Yesterday Tom Wark raised a few relevancy questions about wine blog advertising and audience sizes when he published Pajamas and the Status of Wine Bloggers at his own, very fine, Fermentation blog. He floated issues from three specific points of view; advertisers’, publicists’, and wine bloggers’ themselves. Because the conversations about non traditional media formats and communities (bloggers, social media platform jockeys, and web searching consumers), are bumping up against traditional media formats and communities (magazines, publicists, advertising executives, subscribers, and newsstand browsers), the issues Tom raises really requires a combination of traditional and new media analysis.
Tom’s Pajama argument is constructed around a few inarguable facts:
- Only a couple of wine blogs have substantial audience size and bloggers do not give attention to audience development
- The community of wine blogs does not employ comparable or audited audience and demographic measurement services
- Placing ads on a series of wine blogs is so much more trouble than buying an ad in the Wine Spectator or other traditional wine media
- There is not an easy reference tool for PR and Advertising professionals to reference and contact Wine Bloggers

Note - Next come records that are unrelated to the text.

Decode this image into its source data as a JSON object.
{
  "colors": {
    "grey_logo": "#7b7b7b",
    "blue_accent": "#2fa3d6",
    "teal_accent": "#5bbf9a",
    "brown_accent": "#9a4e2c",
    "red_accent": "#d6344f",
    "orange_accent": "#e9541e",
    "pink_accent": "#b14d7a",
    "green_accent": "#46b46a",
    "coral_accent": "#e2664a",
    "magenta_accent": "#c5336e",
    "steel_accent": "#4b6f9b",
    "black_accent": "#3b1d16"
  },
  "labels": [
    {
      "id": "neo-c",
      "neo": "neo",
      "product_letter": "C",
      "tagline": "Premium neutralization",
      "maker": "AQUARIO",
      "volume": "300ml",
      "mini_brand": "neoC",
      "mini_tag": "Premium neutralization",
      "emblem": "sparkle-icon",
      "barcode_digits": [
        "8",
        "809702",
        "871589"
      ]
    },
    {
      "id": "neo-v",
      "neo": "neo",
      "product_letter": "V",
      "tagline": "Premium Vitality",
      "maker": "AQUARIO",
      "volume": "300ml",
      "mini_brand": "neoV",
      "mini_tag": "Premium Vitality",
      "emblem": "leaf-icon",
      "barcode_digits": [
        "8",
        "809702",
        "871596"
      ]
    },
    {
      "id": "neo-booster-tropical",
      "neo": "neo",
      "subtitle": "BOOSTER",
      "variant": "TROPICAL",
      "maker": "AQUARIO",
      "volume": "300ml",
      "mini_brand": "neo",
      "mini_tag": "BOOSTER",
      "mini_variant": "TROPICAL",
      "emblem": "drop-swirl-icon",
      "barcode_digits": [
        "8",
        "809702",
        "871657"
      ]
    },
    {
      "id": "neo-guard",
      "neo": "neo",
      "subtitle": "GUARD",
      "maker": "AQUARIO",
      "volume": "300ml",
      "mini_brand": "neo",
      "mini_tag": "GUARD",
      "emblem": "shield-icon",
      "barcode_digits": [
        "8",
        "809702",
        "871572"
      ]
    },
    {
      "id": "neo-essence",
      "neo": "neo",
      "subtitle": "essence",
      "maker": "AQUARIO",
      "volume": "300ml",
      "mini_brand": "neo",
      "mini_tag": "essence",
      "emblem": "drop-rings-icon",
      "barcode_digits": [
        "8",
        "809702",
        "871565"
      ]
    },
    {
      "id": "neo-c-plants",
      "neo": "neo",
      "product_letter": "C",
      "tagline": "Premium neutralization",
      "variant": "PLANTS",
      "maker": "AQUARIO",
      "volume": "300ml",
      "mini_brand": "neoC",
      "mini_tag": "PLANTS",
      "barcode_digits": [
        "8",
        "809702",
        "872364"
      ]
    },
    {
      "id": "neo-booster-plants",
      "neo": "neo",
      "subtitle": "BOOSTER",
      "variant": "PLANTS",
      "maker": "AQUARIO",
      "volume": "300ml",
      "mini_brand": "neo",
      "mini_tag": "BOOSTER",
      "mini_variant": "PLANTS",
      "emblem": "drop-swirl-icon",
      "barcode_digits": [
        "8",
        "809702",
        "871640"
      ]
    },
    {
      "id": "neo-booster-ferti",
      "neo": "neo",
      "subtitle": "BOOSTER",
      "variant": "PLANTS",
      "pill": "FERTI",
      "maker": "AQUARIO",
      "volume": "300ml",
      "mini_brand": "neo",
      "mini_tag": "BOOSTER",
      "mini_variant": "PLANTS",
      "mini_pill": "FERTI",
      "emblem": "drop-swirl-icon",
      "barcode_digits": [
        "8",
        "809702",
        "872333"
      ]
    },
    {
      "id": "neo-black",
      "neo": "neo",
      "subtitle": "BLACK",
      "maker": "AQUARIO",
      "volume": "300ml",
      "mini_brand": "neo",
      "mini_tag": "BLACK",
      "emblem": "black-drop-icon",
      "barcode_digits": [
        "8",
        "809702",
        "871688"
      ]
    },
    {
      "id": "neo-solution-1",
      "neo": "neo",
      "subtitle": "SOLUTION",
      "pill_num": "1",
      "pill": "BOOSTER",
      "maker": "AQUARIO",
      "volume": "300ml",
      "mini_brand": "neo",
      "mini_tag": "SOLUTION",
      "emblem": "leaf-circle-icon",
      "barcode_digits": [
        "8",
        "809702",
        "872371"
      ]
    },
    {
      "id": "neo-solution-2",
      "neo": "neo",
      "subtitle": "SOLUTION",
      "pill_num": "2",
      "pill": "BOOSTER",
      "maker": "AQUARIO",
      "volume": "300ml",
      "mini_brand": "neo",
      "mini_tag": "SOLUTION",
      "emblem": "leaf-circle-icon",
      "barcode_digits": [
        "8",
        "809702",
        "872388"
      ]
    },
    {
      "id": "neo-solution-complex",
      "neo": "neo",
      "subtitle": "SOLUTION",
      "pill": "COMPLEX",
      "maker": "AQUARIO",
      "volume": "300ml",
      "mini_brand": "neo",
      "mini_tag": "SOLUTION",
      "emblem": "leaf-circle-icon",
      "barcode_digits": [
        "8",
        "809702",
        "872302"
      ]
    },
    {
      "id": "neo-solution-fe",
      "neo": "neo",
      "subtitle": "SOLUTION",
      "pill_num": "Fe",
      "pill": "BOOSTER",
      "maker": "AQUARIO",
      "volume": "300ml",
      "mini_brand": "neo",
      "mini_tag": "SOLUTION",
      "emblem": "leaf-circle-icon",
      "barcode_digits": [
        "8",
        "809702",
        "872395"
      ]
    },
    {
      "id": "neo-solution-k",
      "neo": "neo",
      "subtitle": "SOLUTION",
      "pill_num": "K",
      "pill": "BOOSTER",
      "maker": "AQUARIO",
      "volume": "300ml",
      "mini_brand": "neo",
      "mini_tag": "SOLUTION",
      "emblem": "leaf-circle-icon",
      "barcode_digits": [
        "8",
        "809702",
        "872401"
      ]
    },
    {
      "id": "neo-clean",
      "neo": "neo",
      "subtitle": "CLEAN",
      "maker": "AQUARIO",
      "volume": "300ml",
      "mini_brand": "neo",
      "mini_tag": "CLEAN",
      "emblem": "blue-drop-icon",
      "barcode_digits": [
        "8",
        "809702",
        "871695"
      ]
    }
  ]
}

Every one of these points is anchored in a traditional media mindset. I don’t mean to condemn this style of inspection since there’s still a lot of money moving through the hands of mainstream advertisers and publicists with deeply baked industry authority from long successful careers in traditional Public Relations and Advertising. But, the right answers require thinking that connects the colliding worlds of traditional and new media users and content creators.
It is worth looking back to 1974 when, for example, a guy named Tom Phillips founded one of the most successful newsletter publishing companies in multiple B2B and B2C verticals. His company was highly regarded in the traditional media world and other traditional media publishers, myself included, followed suit by adding newsletters to their traditional media franchises. Most of these newsletters had under 1,000 monthly or weekly readers.
Economics aside (publishers did not have to rely on advertising since subscribers paid for newsletter content back here in the dark ages of content distribution), these were some of the most powerful marketing vehicles since they reached an influential audience of opinion leaders and decision makers who could spread the word. Publicists scampered and built road tours for themselves and their clients to get published in these newsletters that reached tiny audiences. Newsletter mentions were PR gold. I had magazines with 50X the audience size, but traditional publicists understood the value of these small but important newsletter audiences.
Having 500 blog subscribers, 3,000 organic web visits a month, another 2,000 direct, social, and similar-site referral traffic on a wine blog seems as substantial, if not more so, than those old newsletter circulation profiles.
Blogs are evolved newsletter models chiseled by a new world of free content proliferation. So let’s not lose sight of the authority individual wine bloggers and the overall blogger community carries by judging them as failed mass advertising outlets. Most wine bloggers don’t care about the money from advertising and subscribers, and that’s what has accelerated the concept of “blogs as newsletters” to create this network of highly authoritative opinion leaders in each of their small circles. Tom Phillips was trying to build a $500 million company and never would have pursued the model if cash didn’t come into play; cash is not the motivation for most bloggers.
Looking to advertising and all the audience and demographic tools that make buying advertising supportable and easy misses the mark. Do we need more than Chrysler coming forward to tell us that Facebook advertising does not work but the value of the Facebook platform, engagement, and conversations are immense? The same holds true with blogs. There are lots of really smart publicists out there that leverage the blogosphere through conversation and engagement. Of course, they have to work harder for results since it is a disorganized network.
I launched a blogger conference in the interior design space where furniture and accessory manufacturers clamor to sponsor and develop conversations with the bloggers at this event in growing numbers each year. If Facebook waits for advertising to become relevant in the new media world, to trump the authentic content and stories that are spread on its own platform, they will miss their golden ring. Consider the path Facebook is chasing with “Sponsored Stories,” leading to out of court settlements with unknowing “spokespeople” who did nothing more than “like” a product or service on the platform. Facebook knows that advertising is not their financial answer on the social web; that it’s really about conversations and stories. It is the same with wine blogs and the light of responsibility should be redirected on the advertising and PR community to figure that out. Bloggers have already configured their paths, and it’s working just fine…..as long as money remains unimportant to this slew of content creators that got to a relevant stage of authority unmotivated by financial reward.
Waiting for traditional media database publishers to validate the wine blog category through listing inclusion, as Tom suggests, could be a false horizon to set a course for leveraging the promotional opportunity presented by the wine, or any other, blogosphere.